App and web page records:
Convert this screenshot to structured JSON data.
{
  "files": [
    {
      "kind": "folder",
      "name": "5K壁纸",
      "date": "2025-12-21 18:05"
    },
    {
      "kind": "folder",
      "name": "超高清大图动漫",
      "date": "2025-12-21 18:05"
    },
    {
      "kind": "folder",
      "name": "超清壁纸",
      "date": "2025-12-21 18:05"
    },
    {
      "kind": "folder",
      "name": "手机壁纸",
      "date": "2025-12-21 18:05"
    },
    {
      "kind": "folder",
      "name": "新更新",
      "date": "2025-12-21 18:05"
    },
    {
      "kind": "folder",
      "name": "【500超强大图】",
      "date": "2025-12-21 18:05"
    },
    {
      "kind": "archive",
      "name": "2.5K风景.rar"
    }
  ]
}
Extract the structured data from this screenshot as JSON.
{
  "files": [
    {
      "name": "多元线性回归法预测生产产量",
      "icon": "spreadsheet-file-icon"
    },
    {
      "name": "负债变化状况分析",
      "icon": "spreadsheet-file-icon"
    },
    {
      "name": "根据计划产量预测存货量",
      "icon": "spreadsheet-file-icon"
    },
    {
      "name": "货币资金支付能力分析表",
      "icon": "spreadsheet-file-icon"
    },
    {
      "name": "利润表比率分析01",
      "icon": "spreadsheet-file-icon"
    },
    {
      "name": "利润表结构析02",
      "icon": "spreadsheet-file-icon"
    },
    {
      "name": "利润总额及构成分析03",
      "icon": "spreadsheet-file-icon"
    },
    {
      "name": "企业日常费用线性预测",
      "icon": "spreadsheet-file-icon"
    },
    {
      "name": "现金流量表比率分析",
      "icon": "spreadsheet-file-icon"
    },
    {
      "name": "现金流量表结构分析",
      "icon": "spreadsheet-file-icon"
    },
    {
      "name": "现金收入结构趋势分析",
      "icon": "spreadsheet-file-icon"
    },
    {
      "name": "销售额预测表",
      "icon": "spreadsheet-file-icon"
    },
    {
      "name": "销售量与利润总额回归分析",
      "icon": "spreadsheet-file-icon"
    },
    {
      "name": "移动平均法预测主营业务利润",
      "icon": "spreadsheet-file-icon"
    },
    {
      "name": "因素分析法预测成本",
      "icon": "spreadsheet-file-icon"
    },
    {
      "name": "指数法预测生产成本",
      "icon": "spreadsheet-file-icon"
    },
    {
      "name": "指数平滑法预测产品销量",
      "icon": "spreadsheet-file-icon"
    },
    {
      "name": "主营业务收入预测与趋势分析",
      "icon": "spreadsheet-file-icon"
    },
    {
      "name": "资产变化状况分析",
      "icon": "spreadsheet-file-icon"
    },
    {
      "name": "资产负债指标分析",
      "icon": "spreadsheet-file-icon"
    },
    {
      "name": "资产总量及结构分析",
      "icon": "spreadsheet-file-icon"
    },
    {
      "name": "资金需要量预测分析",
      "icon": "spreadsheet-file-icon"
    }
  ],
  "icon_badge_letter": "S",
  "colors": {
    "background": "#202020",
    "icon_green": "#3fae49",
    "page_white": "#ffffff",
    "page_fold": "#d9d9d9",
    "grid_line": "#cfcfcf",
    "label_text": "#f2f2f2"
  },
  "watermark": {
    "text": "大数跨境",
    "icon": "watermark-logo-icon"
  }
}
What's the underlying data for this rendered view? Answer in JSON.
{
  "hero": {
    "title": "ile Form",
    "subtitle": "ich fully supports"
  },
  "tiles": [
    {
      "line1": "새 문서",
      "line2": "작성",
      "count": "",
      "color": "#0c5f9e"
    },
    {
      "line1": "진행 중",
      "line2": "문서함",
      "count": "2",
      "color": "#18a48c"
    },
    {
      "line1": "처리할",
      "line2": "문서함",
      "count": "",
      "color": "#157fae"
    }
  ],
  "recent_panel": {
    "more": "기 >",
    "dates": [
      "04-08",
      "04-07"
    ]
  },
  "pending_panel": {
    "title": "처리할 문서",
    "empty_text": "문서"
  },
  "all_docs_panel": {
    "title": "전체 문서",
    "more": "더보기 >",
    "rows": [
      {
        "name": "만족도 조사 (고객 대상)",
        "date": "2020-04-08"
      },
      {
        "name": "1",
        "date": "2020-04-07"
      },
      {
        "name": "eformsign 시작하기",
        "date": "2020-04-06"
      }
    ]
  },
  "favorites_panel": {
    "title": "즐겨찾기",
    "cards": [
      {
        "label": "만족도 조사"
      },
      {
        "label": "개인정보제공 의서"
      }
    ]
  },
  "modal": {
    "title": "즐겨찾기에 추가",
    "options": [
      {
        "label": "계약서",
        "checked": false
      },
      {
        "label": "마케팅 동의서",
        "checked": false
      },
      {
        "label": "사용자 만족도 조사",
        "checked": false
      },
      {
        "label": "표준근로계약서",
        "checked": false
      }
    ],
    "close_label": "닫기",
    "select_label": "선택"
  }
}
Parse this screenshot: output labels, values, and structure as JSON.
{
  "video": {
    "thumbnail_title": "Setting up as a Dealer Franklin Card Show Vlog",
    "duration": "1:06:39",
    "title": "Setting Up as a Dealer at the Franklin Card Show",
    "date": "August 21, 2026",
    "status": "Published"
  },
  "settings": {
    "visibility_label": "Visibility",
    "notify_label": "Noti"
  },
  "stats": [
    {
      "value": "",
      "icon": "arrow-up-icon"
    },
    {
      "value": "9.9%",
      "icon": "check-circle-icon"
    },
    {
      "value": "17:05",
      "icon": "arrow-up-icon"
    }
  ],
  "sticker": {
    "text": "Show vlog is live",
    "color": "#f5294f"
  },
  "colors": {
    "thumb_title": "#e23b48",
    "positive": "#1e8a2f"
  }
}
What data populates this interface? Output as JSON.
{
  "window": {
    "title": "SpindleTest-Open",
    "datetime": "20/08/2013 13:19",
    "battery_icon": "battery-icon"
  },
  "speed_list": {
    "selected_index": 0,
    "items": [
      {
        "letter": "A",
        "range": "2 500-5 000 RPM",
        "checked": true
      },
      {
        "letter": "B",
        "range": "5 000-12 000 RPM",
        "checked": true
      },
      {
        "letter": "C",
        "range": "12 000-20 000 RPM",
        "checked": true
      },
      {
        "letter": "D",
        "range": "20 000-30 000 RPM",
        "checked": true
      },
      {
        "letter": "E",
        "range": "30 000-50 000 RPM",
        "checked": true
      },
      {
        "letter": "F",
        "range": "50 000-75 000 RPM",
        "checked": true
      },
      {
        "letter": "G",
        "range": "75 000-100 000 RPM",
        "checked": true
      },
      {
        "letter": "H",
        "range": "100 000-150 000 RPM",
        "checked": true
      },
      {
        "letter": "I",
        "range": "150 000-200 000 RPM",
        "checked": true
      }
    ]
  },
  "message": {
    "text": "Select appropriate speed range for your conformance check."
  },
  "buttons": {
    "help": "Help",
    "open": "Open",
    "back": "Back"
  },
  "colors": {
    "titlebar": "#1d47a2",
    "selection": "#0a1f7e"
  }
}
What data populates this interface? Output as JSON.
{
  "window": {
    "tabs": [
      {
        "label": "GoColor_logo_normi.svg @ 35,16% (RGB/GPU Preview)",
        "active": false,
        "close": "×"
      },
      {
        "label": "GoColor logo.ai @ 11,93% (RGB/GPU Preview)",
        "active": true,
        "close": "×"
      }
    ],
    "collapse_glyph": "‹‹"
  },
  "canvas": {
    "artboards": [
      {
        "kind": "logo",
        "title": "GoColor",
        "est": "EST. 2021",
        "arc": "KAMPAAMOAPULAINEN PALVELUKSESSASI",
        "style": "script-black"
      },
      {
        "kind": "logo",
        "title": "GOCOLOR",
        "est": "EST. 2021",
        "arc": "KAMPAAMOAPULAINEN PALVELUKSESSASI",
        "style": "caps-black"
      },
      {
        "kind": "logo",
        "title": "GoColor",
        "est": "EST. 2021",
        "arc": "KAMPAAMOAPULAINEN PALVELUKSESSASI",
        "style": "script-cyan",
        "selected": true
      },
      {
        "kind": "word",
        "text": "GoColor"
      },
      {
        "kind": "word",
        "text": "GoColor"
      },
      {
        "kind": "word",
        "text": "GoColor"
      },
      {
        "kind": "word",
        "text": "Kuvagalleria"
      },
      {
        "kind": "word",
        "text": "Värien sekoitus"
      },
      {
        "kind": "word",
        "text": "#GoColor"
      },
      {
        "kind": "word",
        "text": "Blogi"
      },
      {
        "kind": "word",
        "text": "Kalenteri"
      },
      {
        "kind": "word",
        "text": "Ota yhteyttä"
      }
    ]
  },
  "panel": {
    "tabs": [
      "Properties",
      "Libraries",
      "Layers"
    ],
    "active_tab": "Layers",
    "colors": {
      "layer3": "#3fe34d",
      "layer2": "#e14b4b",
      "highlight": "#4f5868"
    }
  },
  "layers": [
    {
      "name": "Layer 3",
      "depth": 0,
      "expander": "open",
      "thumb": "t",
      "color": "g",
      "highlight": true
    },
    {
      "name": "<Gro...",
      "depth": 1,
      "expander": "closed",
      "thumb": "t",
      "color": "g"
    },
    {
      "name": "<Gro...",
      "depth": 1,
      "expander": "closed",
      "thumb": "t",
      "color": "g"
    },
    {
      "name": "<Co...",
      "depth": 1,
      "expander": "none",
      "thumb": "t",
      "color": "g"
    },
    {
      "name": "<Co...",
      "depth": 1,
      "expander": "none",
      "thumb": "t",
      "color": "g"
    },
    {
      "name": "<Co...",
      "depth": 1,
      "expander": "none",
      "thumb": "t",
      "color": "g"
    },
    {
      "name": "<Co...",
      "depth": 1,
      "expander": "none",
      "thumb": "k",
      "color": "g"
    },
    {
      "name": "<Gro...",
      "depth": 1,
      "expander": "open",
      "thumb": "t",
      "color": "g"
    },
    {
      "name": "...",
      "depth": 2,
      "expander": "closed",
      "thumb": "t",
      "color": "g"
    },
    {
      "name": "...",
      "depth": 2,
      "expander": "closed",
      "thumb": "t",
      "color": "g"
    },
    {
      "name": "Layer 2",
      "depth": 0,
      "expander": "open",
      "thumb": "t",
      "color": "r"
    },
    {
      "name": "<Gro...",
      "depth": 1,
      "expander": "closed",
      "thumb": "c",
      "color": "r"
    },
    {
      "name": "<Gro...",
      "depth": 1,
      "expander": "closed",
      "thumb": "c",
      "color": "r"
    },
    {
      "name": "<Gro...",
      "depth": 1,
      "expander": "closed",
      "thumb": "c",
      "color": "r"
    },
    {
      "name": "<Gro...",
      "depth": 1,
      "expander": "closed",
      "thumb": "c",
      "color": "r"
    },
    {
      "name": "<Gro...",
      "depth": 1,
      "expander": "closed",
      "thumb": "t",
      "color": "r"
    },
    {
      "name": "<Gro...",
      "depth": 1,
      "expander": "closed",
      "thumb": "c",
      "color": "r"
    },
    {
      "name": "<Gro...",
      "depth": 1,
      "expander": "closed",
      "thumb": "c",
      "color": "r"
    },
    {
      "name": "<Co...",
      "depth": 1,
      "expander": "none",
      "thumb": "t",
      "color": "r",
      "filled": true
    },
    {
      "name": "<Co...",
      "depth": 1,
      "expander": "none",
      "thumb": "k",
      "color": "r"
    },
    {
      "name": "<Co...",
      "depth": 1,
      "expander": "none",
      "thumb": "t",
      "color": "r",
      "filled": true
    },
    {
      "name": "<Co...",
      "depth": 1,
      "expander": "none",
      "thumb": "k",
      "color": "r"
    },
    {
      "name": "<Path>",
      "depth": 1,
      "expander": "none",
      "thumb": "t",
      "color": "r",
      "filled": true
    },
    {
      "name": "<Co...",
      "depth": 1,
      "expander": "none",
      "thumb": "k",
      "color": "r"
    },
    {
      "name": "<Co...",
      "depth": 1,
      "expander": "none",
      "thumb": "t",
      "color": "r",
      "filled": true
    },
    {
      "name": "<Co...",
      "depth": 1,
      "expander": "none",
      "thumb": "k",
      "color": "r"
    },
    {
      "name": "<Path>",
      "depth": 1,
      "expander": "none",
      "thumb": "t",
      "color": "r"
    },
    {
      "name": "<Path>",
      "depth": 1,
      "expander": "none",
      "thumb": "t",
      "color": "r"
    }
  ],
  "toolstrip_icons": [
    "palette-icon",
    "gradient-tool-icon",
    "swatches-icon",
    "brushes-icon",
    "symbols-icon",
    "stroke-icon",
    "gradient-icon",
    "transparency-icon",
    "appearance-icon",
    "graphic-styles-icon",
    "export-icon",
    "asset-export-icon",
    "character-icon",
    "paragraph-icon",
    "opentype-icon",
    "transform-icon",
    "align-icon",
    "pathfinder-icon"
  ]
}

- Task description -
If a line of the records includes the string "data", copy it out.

- Reply -
Convert this screenshot to structured JSON data.
Extract the structured data from this screenshot as JSON.
What's the underlying data for this rendered view? Answer in JSON.
What data populates this interface? Output as JSON.
What data populates this interface? Output as JSON.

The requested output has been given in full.